Jake Paul vs. Ben Askren had the feel of a big-money feel. There was a clear hero and a villain. Everyone had chosen their sides. Each side had its motivations clearly laid out, and it was time to throw down.
Snoop Dogg and Pete Davidson got on commentary for this match, and although they did not contribute much in terms of knowledge, they were unquestionably invested in the outcome and wanted to see some combat. They were smoking blunts, chilling out, and gave the audience some rest from the chaos that had been the commentary booth.
Jake Paul, the amateur boxer that many doubted, actually looked great.

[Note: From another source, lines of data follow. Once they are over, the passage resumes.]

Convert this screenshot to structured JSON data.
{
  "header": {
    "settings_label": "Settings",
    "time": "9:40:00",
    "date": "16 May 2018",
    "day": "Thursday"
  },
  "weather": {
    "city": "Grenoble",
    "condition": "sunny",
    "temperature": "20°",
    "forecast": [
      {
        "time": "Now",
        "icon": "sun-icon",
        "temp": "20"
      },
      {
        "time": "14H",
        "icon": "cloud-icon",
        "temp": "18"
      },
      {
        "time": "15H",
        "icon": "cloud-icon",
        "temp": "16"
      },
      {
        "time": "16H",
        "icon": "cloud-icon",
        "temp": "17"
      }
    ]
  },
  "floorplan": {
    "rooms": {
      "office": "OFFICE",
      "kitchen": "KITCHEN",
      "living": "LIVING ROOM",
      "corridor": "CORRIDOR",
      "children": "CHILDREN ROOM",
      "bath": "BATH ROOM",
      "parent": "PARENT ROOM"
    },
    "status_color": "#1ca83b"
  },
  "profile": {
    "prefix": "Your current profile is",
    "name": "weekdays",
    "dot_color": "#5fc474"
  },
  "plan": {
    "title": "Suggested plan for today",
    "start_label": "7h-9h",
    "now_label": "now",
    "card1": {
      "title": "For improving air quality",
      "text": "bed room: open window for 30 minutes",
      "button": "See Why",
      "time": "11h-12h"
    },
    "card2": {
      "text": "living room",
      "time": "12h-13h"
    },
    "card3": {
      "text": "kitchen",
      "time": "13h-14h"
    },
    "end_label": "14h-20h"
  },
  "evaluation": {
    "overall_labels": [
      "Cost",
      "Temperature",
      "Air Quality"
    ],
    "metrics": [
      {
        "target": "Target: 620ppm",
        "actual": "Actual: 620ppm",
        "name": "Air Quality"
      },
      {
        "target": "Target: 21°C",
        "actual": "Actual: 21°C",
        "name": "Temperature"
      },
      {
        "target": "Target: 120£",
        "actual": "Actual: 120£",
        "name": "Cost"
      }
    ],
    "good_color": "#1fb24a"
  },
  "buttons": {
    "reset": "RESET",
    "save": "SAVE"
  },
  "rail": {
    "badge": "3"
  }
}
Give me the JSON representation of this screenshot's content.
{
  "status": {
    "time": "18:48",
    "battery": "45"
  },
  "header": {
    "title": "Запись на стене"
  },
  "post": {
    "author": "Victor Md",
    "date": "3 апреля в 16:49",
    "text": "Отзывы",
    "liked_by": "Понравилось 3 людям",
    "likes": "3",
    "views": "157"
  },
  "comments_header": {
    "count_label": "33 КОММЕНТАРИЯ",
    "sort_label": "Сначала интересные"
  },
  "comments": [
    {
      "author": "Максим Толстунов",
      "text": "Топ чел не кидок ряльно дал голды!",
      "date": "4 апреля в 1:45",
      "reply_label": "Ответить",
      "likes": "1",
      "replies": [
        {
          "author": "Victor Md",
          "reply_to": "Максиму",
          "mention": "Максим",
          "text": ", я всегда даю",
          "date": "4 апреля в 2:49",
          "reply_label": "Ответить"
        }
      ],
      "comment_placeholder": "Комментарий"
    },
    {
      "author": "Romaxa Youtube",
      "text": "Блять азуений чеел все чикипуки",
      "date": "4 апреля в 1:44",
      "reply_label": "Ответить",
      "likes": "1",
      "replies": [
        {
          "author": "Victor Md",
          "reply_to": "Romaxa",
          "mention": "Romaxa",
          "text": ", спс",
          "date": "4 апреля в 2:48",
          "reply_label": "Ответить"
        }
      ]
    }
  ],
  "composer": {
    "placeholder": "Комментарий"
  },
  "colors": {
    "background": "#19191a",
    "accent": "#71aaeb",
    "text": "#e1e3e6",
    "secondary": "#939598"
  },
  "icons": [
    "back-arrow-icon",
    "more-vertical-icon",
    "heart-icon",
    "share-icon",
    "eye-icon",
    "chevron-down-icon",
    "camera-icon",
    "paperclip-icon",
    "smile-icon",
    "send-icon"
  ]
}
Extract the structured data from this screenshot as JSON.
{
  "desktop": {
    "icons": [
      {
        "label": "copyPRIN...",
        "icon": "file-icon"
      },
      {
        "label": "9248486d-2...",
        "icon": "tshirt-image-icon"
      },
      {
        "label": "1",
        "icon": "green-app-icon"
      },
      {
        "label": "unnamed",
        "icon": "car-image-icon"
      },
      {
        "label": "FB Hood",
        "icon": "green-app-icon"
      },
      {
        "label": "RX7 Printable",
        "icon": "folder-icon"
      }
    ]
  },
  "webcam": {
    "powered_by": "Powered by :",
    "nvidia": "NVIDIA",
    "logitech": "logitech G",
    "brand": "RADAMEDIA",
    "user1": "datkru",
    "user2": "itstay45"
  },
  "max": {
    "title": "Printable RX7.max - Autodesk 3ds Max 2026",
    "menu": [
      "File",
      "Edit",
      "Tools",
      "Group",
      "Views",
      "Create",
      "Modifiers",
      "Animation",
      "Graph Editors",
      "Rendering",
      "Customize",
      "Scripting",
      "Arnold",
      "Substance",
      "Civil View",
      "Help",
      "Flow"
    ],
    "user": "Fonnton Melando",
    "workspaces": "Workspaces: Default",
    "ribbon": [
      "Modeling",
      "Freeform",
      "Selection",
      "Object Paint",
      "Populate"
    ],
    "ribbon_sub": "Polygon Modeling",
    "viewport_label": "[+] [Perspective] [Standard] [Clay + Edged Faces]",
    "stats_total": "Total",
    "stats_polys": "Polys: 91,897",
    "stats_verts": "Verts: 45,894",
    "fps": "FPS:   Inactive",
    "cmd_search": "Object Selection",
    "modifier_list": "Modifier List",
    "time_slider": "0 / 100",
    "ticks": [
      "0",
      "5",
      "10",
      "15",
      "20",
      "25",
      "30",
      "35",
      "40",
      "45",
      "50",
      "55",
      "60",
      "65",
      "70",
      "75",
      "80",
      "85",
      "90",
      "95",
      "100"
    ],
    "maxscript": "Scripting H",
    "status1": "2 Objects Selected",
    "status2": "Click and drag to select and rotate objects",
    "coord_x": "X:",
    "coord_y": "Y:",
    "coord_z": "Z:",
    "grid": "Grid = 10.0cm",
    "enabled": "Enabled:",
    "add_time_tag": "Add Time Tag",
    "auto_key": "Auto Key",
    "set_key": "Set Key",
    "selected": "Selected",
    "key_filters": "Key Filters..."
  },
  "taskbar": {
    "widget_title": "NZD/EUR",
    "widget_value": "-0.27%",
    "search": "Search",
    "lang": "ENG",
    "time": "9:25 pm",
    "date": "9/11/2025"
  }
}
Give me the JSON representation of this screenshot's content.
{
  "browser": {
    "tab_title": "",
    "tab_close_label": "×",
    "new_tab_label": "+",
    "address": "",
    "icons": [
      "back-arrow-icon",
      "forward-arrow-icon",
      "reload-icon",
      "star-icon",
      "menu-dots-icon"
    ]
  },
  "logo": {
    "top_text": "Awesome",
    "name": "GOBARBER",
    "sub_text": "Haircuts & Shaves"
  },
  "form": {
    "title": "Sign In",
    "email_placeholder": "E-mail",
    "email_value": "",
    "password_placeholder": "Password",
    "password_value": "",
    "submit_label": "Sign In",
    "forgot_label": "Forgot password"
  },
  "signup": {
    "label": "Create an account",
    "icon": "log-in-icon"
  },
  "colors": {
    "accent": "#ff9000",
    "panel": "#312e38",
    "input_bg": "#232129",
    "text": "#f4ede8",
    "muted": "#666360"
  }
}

Very disciplined, great punches, and good movement. There was not a clear flaw in his game plan, although that may have revealed itself in the later rounds.
Ben Askren was clearer taking the fight as a joke. He looked fine, but he did not look well trained in the ring. His hands were lower than they needed to be, and a clear foot in front of his face. He obviously was relying on his UFC training, which does not translate to the boxing ring.
Jake Paul threw plenty of power punches, many of which landed clean on Askren’s head. Two minutes in, Jake threw one of these power strikes after a great step in and sent Ben to the ground. Ben took an eight-count, came up wobbly, and the ref called the match.
Many called this an early stoppage, but even if the ref lets the fight go on, Jake was fighting very well and was going to crumple Askren again quickly.
Jake Paul transcends to an impressive 3-0, and the speculation on his next opponent has already started. Of course, Fournier wants his shot, but that would not produce as much money as Paul is going to want. Paul may be wanting to protect his undefeated record, but if he is not, there are plenty of money matches available. Mayweather was supposed to fight Logan Paul in February, but that fight was delayed, and maybe even canceled, due to lack of interest, so he may be available. Oscar De La Hoya is an interesting pick.
However, there is one name that would drown Paul in money. If he loses in July, Paul and Triller need to book it immediately…